“That’s no excuse for the lack of effort I showed on tape. I just can’t do that. Being one of the leaders on the team and being a guy that people count on, I can’t put that type of stuff on film.”
The Cardinals were interested in a different aspect of that film: what Denver did to stop Elliott. While the game situation limited his carries in the second half because the Broncos had a big lead, Denver was effective at shutting him down early.
“Our plan was to clog every gap, play man-three outside with the corners and their receivers and clog every gap,” Broncos coach Vance Joseph told reporters. “If he did pop a run, it was going to be on a missed tackle. It wasn’t going to be on an open gap.
“When they went three wides and one back, we played our normal base front with our normal secondary. It was a great plan by (defensive coordinator) Joe (Woods) and his staff and it obviously worked.”
The Cardinals weren’t giving away their game plan, but their defensive players talked Friday about the specific challenges Elliott creates.

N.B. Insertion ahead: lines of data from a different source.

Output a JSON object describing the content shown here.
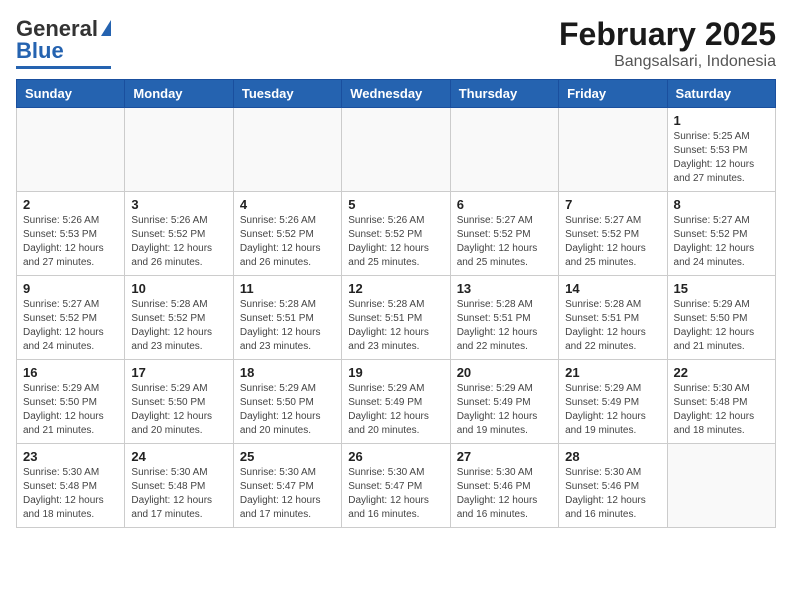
{
  "header": {
    "logo_line1": "General",
    "logo_line2": "Blue",
    "title": "February 2025",
    "subtitle": "Bangsalsari, Indonesia"
  },
  "calendar": {
    "days_of_week": [
      "Sunday",
      "Monday",
      "Tuesday",
      "Wednesday",
      "Thursday",
      "Friday",
      "Saturday"
    ],
    "weeks": [
      [
        {
          "day": "",
          "info": ""
        },
        {
          "day": "",
          "info": ""
        },
        {
          "day": "",
          "info": ""
        },
        {
          "day": "",
          "info": ""
        },
        {
          "day": "",
          "info": ""
        },
        {
          "day": "",
          "info": ""
        },
        {
          "day": "1",
          "info": "Sunrise: 5:25 AM\nSunset: 5:53 PM\nDaylight: 12 hours\nand 27 minutes."
        }
      ],
      [
        {
          "day": "2",
          "info": "Sunrise: 5:26 AM\nSunset: 5:53 PM\nDaylight: 12 hours\nand 27 minutes."
        },
        {
          "day": "3",
          "info": "Sunrise: 5:26 AM\nSunset: 5:52 PM\nDaylight: 12 hours\nand 26 minutes."
        },
        {
          "day": "4",
          "info": "Sunrise: 5:26 AM\nSunset: 5:52 PM\nDaylight: 12 hours\nand 26 minutes."
        },
        {
          "day": "5",
          "info": "Sunrise: 5:26 AM\nSunset: 5:52 PM\nDaylight: 12 hours\nand 25 minutes."
        },
        {
          "day": "6",
          "info": "Sunrise: 5:27 AM\nSunset: 5:52 PM\nDaylight: 12 hours\nand 25 minutes."
        },
        {
          "day": "7",
          "info": "Sunrise: 5:27 AM\nSunset: 5:52 PM\nDaylight: 12 hours\nand 25 minutes."
        },
        {
          "day": "8",
          "info": "Sunrise: 5:27 AM\nSunset: 5:52 PM\nDaylight: 12 hours\nand 24 minutes."
        }
      ],
      [
        {
          "day": "9",
          "info": "Sunrise: 5:27 AM\nSunset: 5:52 PM\nDaylight: 12 hours\nand 24 minutes."
        },
        {
          "day": "10",
          "info": "Sunrise: 5:28 AM\nSunset: 5:52 PM\nDaylight: 12 hours\nand 23 minutes."
        },
        {
          "day": "11",
          "info": "Sunrise: 5:28 AM\nSunset: 5:51 PM\nDaylight: 12 hours\nand 23 minutes."
        },
        {
          "day": "12",
          "info": "Sunrise: 5:28 AM\nSunset: 5:51 PM\nDaylight: 12 hours\nand 23 minutes."
        },
        {
          "day": "13",
          "info": "Sunrise: 5:28 AM\nSunset: 5:51 PM\nDaylight: 12 hours\nand 22 minutes."
        },
        {
          "day": "14",
          "info": "Sunrise: 5:28 AM\nSunset: 5:51 PM\nDaylight: 12 hours\nand 22 minutes."
        },
        {
          "day": "15",
          "info": "Sunrise: 5:29 AM\nSunset: 5:50 PM\nDaylight: 12 hours\nand 21 minutes."
        }
      ],
      [
        {
          "day": "16",
          "info": "Sunrise: 5:29 AM\nSunset: 5:50 PM\nDaylight: 12 hours\nand 21 minutes."
        },
        {
          "day": "17",
          "info": "Sunrise: 5:29 AM\nSunset: 5:50 PM\nDaylight: 12 hours\nand 20 minutes."
        },
        {
          "day": "18",
          "info": "Sunrise: 5:29 AM\nSunset: 5:50 PM\nDaylight: 12 hours\nand 20 minutes."
        },
        {
          "day": "19",
          "info": "Sunrise: 5:29 AM\nSunset: 5:49 PM\nDaylight: 12 hours\nand 20 minutes."
        },
        {
          "day": "20",
          "info": "Sunrise: 5:29 AM\nSunset: 5:49 PM\nDaylight: 12 hours\nand 19 minutes."
        },
        {
          "day": "21",
          "info": "Sunrise: 5:29 AM\nSunset: 5:49 PM\nDaylight: 12 hours\nand 19 minutes."
        },
        {
          "day": "22",
          "info": "Sunrise: 5:30 AM\nSunset: 5:48 PM\nDaylight: 12 hours\nand 18 minutes."
        }
      ],
      [
        {
          "day": "23",
          "info": "Sunrise: 5:30 AM\nSunset: 5:48 PM\nDaylight: 12 hours\nand 18 minutes."
        },
        {
          "day": "24",
          "info": "Sunrise: 5:30 AM\nSunset: 5:48 PM\nDaylight: 12 hours\nand 17 minutes."
        },
        {
          "day": "25",
          "info": "Sunrise: 5:30 AM\nSunset: 5:47 PM\nDaylight: 12 hours\nand 17 minutes."
        },
        {
          "day": "26",
          "info": "Sunrise: 5:30 AM\nSunset: 5:47 PM\nDaylight: 12 hours\nand 16 minutes."
        },
        {
          "day": "27",
          "info": "Sunrise: 5:30 AM\nSunset: 5:46 PM\nDaylight: 12 hours\nand 16 minutes."
        },
        {
          "day": "28",
          "info": "Sunrise: 5:30 AM\nSunset: 5:46 PM\nDaylight: 12 hours\nand 16 minutes."
        },
        {
          "day": "",
          "info": ""
        }
      ]
    ]
  }
}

“First off, when you’re playing Ezekiel Elliott, you’re basically playing the O-line and it’s a good one so that’s its own challenge,” defensive lineman Frostee Rucker said. “Elliott’s short in height but he’s not a small guy. With his height, he can hide behind blockers and they do a lot of things to make sure he’s in space and he gets the matchups he wants.
“They do a lot of unorthodox things that you might call trick plays but they’re within their offense, base plays that they run so we have to be tuned in the whole 60 minutes.”
Defensive tackle Corey Peters stressed the importance of team defense.
“He’s a bigger back and he runs hard so it’s difficult to get him down without having a clean shot on him and you’re not going to get too many line-him-up-and-hit him shots in this game,” Peters said. “You’re battling blocks and all these different things so we’ve got to do a good job up front of striking offensive linemen, pushing them back, getting separation, getting off blocks and getting our bodies on him so that he has to run through you to beat you. And we’re going to have to gang tackle him in those situations where you’re not squared up.”
Dallas’ vaunted offensive line took some hits in the offseason. Left guard Ronald Leary signed a four-year $35 million contract with Denver, and right tackle Doug Free retired. Left tackle Tyson Smith has also faced recent criticism for his play, but Bettcher still sees a tough task ahead, and a time-honored solution.
“It will come down to tackling,” he said. “As small as that is and maybe that’s a statement you’d probably hear from a coach who is coaching middle school or elementary school, but that’s what it’s going to be about.
“We’re going to have to tackle well on early downs to put us in position on second and third downs to be able to do some of the things that we want to do defensively.”